The BRI, the China-CELAC forum, and MERCOSUR all illustrate how Brazil can use Latin American and Caribbean regional dynamics and institutions for multilateral diplomacy with China. The fourth format, BRICS, is an area of multilateral engagement with China that goes beyond Brazil’s immediate region. 

BRICS is an economic bloc featuring Brazil, Russia, India, China, and South Africa that has been active since its 2010 summit. In particular, the bloc’s affiliated New Development Bank, headquartered in China has financed over 80 projects collectively worth over $30 billion in its five member countries. Thus far, Brazil has benefitted from 17 approved projects spanning health, urban infrastructure, and energy. During his prior 2003-2010 mandate, Lula made intra-BRICS cooperation a core pillar of his foreign policy, tapping the bloc’s allies to support Brazil’s posture on global South sovereignty, environmentalism, and economic development. 

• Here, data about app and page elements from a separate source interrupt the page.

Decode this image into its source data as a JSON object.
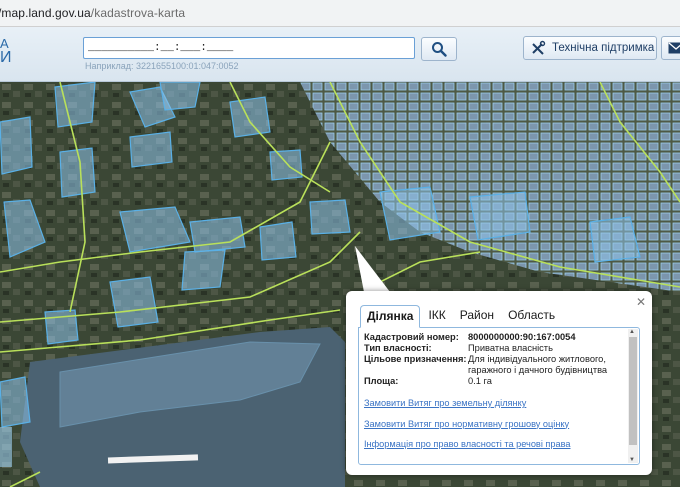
{
  "browser": {
    "url_prefix": "/map.land.gov.ua",
    "url_path": "/kadastrova-karta"
  },
  "header": {
    "logo_top": "А",
    "logo_bottom": "И",
    "search_value": "__________:__:___:____",
    "search_hint": "Наприклад: 3221655100:01:047:0052",
    "support_label": "Технічна підтримка"
  },
  "popup": {
    "tabs": [
      "Ділянка",
      "ІКК",
      "Район",
      "Область"
    ],
    "rows": [
      {
        "key": "Кадастровий номер:",
        "value": "8000000000:90:167:0054"
      },
      {
        "key": "Тип власності:",
        "value": "Приватна власність"
      },
      {
        "key": "Цільове призначення:",
        "value": "Для індивідуального житлового, гаражного і дачного будівництва"
      },
      {
        "key": "Площа:",
        "value": "0.1 га"
      }
    ],
    "links": [
      "Замовити Витяг про земельну ділянку",
      "Замовити Витяг про нормативну грошову оцінку",
      "Інформація про право власності та речові права"
    ]
  },
  "colors": {
    "parcel_fill": "#8ec3ea",
    "parcel_stroke": "#5ab0e6",
    "road_line": "#b9e05a",
    "link": "#3a73c4"
  },
  "icons": [
    "search-icon",
    "tools-icon",
    "mail-icon",
    "close-icon"
  ]
}
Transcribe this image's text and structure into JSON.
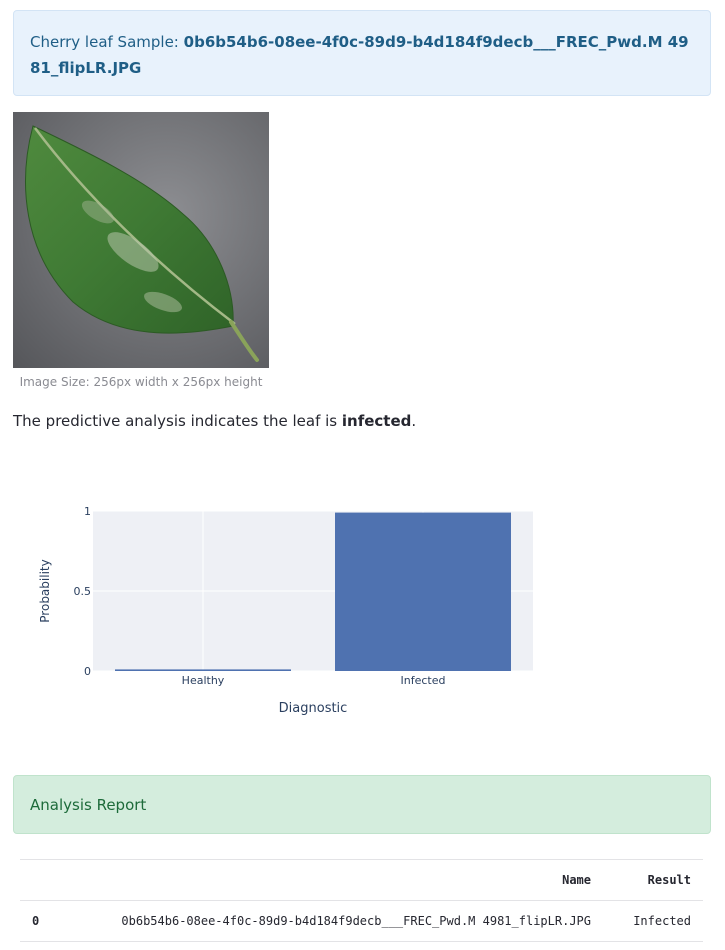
{
  "sample": {
    "label": "Cherry leaf Sample: ",
    "filename": "0b6b54b6-08ee-4f0c-89d9-b4d184f9decb___FREC_Pwd.M 4981_flipLR.JPG"
  },
  "image": {
    "caption": "Image Size: 256px width x 256px height"
  },
  "verdict": {
    "prefix": "The predictive analysis indicates the leaf is ",
    "result": "infected",
    "suffix": "."
  },
  "chart_data": {
    "type": "bar",
    "categories": [
      "Healthy",
      "Infected"
    ],
    "values": [
      0.01,
      0.99
    ],
    "xlabel": "Diagnostic",
    "ylabel": "Probability",
    "ylim": [
      0,
      1
    ],
    "yticks": [
      "0",
      "0.5",
      "1"
    ],
    "bar_color": "#4f72b0",
    "plot_bg": "#eef0f5",
    "grid": true
  },
  "report": {
    "title": "Analysis Report",
    "columns": [
      "",
      "Name",
      "Result"
    ],
    "rows": [
      [
        "0",
        "0b6b54b6-08ee-4f0c-89d9-b4d184f9decb___FREC_Pwd.M 4981_flipLR.JPG",
        "Infected"
      ]
    ]
  }
}
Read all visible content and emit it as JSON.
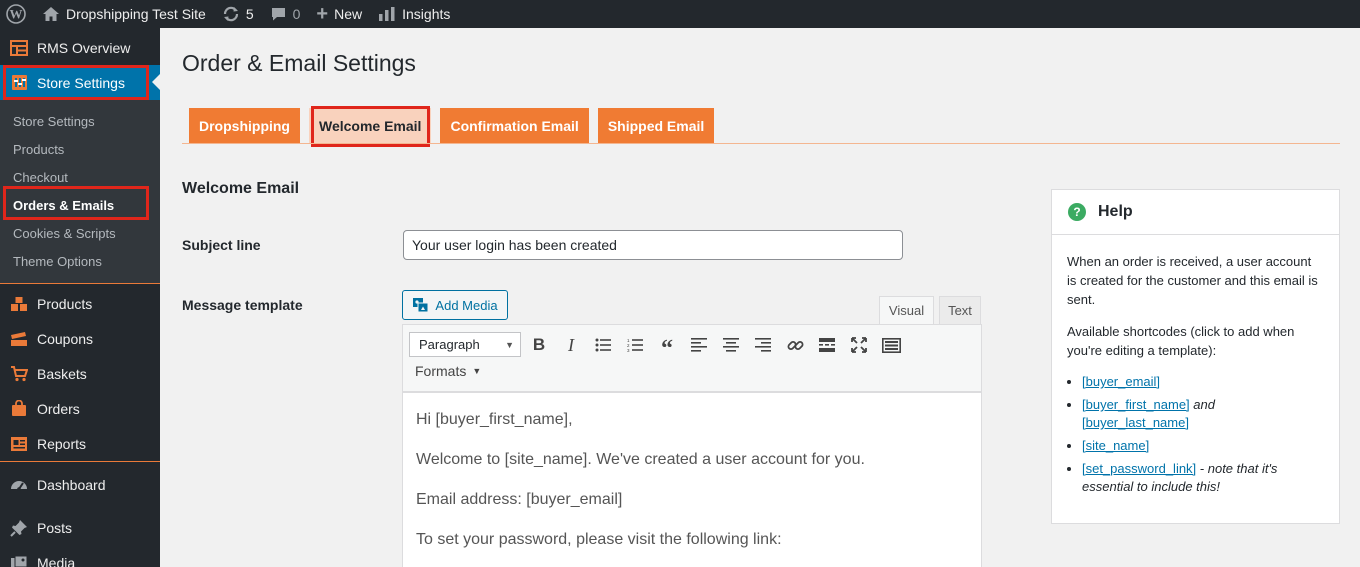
{
  "adminbar": {
    "site_name": "Dropshipping Test Site",
    "updates_count": "5",
    "comments_count": "0",
    "new_label": "New",
    "insights_label": "Insights"
  },
  "sidebar": {
    "rms_overview": "RMS Overview",
    "store_settings": "Store Settings",
    "submenu": [
      "Store Settings",
      "Products",
      "Checkout",
      "Orders & Emails",
      "Cookies & Scripts",
      "Theme Options"
    ],
    "products": "Products",
    "coupons": "Coupons",
    "baskets": "Baskets",
    "orders": "Orders",
    "reports": "Reports",
    "dashboard": "Dashboard",
    "posts": "Posts",
    "media": "Media"
  },
  "page": {
    "title": "Order & Email Settings",
    "tabs": [
      "Dropshipping",
      "Welcome Email",
      "Confirmation Email",
      "Shipped Email"
    ],
    "section_title": "Welcome Email",
    "subject_label": "Subject line",
    "subject_value": "Your user login has been created",
    "message_label": "Message template"
  },
  "editor": {
    "add_media": "Add Media",
    "tab_visual": "Visual",
    "tab_text": "Text",
    "format_value": "Paragraph",
    "formats_label": "Formats",
    "content": [
      "Hi [buyer_first_name],",
      "Welcome to [site_name]. We've created a user account for you.",
      "Email address: [buyer_email]",
      "To set your password, please visit the following link:"
    ]
  },
  "help": {
    "title": "Help",
    "para1": "When an order is received, a user account is created for the customer and this email is sent.",
    "para2": "Available shortcodes (click to add when you're editing a template):",
    "codes": {
      "buyer_email": "[buyer_email]",
      "buyer_first_name": "[buyer_first_name]",
      "and_word": "and",
      "buyer_last_name": "[buyer_last_name]",
      "site_name": "[site_name]",
      "set_password_link": "[set_password_link]",
      "note": "- note that it's essential to include this!"
    }
  },
  "colors": {
    "adminbar_bg": "#23282d",
    "current_menu_bg": "#0073aa",
    "tab_orange": "#f07b33",
    "tab_active": "#f9d2bd",
    "highlight_red": "#e0261b",
    "help_green": "#3bab62"
  }
}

It appears that BRICS will again be a major forum for Lula to engage with China. During his recent campaign, Lula met with ambassadors of the other BRICS nations and asserted his commitment to strengthening ties. Given that Brazil has a significant number of proposed New Development Bank projects in the works, it is probable that Brazil and China will collaborate multilaterally to disburse funding and execute these initiatives. 

However, growing US-China antagonism could throw a wrench into Lula’s plans to prioritize BRICS relationships. Given that Lula also promised closer Brazil-US ties under his administration, he may find that one comes at the expense of the other.

Looking Ahead to 2023 and Beyond 

In the absence of immediate priority areas of collaboration with China, Lula’s government will likely favor a conservative, multipronged, and multilateral approach to Brazil-China relations. Through BRI, the China-CELAC forum, and BRICS, the Lula government may strengthen ties with China while cautiously guarding against the US’s predictable anti-China response. In the fourth arena, MERCOSUR, Brazil may find that its multilateral interests are in direct opposition to China’s.

Given the oft-glacial pace of multilateral institutions’ decision-making, we should expect that the dynamics above will play out behind closed doors and informal channels instead of through media headlines or immediate projects and policies. In the long run, this delicate balancing act will require Lula’s full attention to detail, prioritization of allies, and policy pragmatism to ensure that Brazil and China can smoothly navigate the next chapter of their relationship. 

The views represented in this piece belong to the author and do not represent the institutional position of the Atlantic Council or its affiliate centers.

Written by

Isabel Bernhard


Isabel Bernhard is a Program Assistant at the Atlantic Council’s Adrienne Arsht Latin America Center, specializing in China-Latin America relations and Brazil.